Translation note: There is no English equivalent to the Sanskrit words शून्यता śūnyatā and रूप rūpa. By convention, शून्यता is translated "emptiness" and रूप is translated "form". I follow this convention. My use of the words "emptiness" and "form" in this post have little to do with the English words "emptiness" and "form"; they are placeholders for Sanskrit.

Consider a cat. From the perspective of fundamental physics, the cat is a collection of particles no more special than any other collection of particles. There is no clear line between "cat" and "non-cat". Everything is quantum fields. The "cat" is a representation created by the human mind. It is a trick of human perspective. From the perspective of an omniscient unbiased observer, the cat is just a scoop of water in a limitless ocean.

Cats are real.

The perspective "cats are real" is called "form". The perspective "cats are an arbitrary ontology with no well-defined meaning amongst the fundamental laws of the universe" is called "emptiness". There is no conflict between form and emptiness just as there is no conflict between quantum mechanics and classical mechanics. They are different ways interpreting the same thing at different scales.

Classical mechanics can be more practical than quantum mechanics even though quantum mechanics is more fundamental than classical mechanics. Similarly, emptiness is more fundamental than form yet form is a more useful model of the world than emptiness. Emptiness and form are neither equally true nor equally practical.

Maps ≠ Form & Emptiness ≠ Territory

You could say "form" roughly corresponds to "maps" and "emptiness" roughly corresponds to "territory". That would constitute a better translation from the original Sanskrit than "form" and "emptiness". But the form-emptiness dichotomy draws its line in a slightly different place than the map-territory dichotomy.

The map-territory dichotomy draws the line between reality and models of reality. The map-territory dichotomy distinguishes between reality and one's simplified models of reality. In this way, the map-territory dichotomy is a materialist perspective.

The form-emptiness dichotomy is an informatic perspective. If there is no difference between a map and a territory then—mathematically—the map and the territory are isomorphic respresentations of the same group.


"Emptiness" describes a shared quality between the reductionist nature of objective reality and the raw sensory data coming into a mind. In both cases, our Bayesian priors bucket high-dimensional data into into an ontology called "form".

In other words, form is a byproduct of subjectivity. All ontologies dissolve under the scrutiny of theoretical physics.

The duality between emptiness and form is fundamental to general intelligence.

Discreteness and Differentiability

Big data is easy. The hard problem of general intelligence concerns small data. Small data is all about transfer learning. Transfer learning is all about ontologies.
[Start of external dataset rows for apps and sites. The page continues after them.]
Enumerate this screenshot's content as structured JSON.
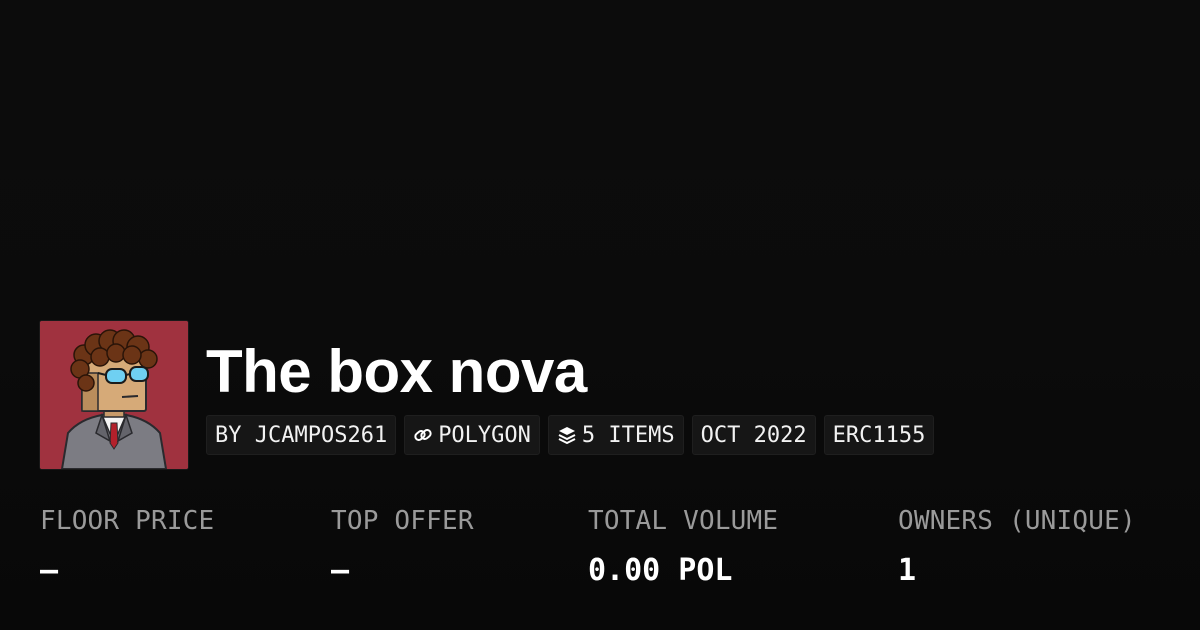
{
  "collection": {
    "title": "The box nova",
    "avatar_icon": "avatar-cartoon-man-icon"
  },
  "chips": {
    "creator": "BY JCAMPOS261",
    "chain": "POLYGON",
    "chain_icon": "link-icon",
    "items": "5 ITEMS",
    "items_icon": "layers-icon",
    "date": "OCT 2022",
    "standard": "ERC1155"
  },
  "stats": {
    "floor_price": {
      "label": "FLOOR PRICE",
      "value": "–"
    },
    "top_offer": {
      "label": "TOP OFFER",
      "value": "–"
    },
    "total_volume": {
      "label": "TOTAL VOLUME",
      "value": "0.00 POL"
    },
    "owners": {
      "label": "OWNERS (UNIQUE)",
      "value": "1"
    }
  },
  "colors": {
    "background": "#0b0b0b",
    "chip_background": "#161616",
    "label": "#9a9a9a",
    "avatar_background": "#a0323f"
  }
}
An intelligent system with hard-coded ontologies is conceptually unadaptable and therefore not a general intelligence. A general intelligence's ontologies must be emergent from its input data. But ontologies are discrete and the only way to navigate a high-dimensional input data is via the gradient descent algorithm. But the gradient descent algorithm requires a continuous representation. Can a representation be both continuous and discrete?

In theory, no. In practice, yes.

Consider the sigmoid function in the multilayer perceptron.

sigmoid zoom medium

If we zoom in on this function we can see it is continuously differentiable.

sigmoid zoom in

But when we zoom out it appears as a discrete step function.

sigmoid zoom out

The sigmoid function illustrates the scale-dependence of emptiness and form. When we zoom in we see continuity (emptiness), which is a prerequisite for gradient descent. When we zoom out, we see a discrete system (form), which is necessary for the emergence of ontologies. Emptiness and form work together to produce emergent ontologies.


New Comment

New to LessWrong?